▸ **EXERCISE DESCRIPTION**
Retype the records exactly, including every line.

[[ TASK INPUT open ]]

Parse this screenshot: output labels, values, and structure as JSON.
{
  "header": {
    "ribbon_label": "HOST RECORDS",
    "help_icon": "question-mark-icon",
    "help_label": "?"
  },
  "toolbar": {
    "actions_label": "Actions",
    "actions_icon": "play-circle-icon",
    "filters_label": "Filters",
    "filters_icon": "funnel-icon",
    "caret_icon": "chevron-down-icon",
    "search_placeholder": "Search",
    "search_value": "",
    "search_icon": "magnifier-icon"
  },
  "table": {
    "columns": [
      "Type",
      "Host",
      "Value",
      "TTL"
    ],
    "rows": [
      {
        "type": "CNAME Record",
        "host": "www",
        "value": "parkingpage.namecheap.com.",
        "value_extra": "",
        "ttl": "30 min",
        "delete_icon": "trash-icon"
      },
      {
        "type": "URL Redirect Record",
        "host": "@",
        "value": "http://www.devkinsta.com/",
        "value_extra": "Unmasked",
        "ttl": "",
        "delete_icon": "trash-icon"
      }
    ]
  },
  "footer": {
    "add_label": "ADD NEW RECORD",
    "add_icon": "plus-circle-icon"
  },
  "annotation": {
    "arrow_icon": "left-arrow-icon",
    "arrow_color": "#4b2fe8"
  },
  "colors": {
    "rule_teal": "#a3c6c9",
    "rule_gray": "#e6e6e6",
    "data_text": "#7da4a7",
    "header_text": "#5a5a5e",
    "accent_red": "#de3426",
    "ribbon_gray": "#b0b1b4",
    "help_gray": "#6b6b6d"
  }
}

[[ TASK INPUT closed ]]

▸ **EXPECTED ANSWER**
Parse this screenshot: output labels, values, and structure as JSON.
{
  "header": {
    "ribbon_label": "HOST RECORDS",
    "help_icon": "question-mark-icon",
    "help_label": "?"
  },
  "toolbar": {
    "actions_label": "Actions",
    "actions_icon": "play-circle-icon",
    "filters_label": "Filters",
    "filters_icon": "funnel-icon",
    "caret_icon": "chevron-down-icon",
    "search_placeholder": "Search",
    "search_value": "",
    "search_icon": "magnifier-icon"
  },
  "table": {
    "columns": [
      "Type",
      "Host",
      "Value",
      "TTL"
    ],
    "rows": [
      {
        "type": "CNAME Record",
        "host": "www",
        "value": "parkingpage.namecheap.com.",
        "value_extra": "",
        "ttl": "30 min",
        "delete_icon": "trash-icon"
      },
      {
        "type": "URL Redirect Record",
        "host": "@",
        "value": "http://www.devkinsta.com/",
        "value_extra": "Unmasked",
        "ttl": "",
        "delete_icon": "trash-icon"
      }
    ]
  },
  "footer": {
    "add_label": "ADD NEW RECORD",
    "add_icon": "plus-circle-icon"
  },
  "annotation": {
    "arrow_icon": "left-arrow-icon",
    "arrow_color": "#4b2fe8"
  },
  "colors": {
    "rule_teal": "#a3c6c9",
    "rule_gray": "#e6e6e6",
    "data_text": "#7da4a7",
    "header_text": "#5a5a5e",
    "accent_red": "#de3426",
    "ribbon_gray": "#b0b1b4",
    "help_gray": "#6b6b6d"
  }
}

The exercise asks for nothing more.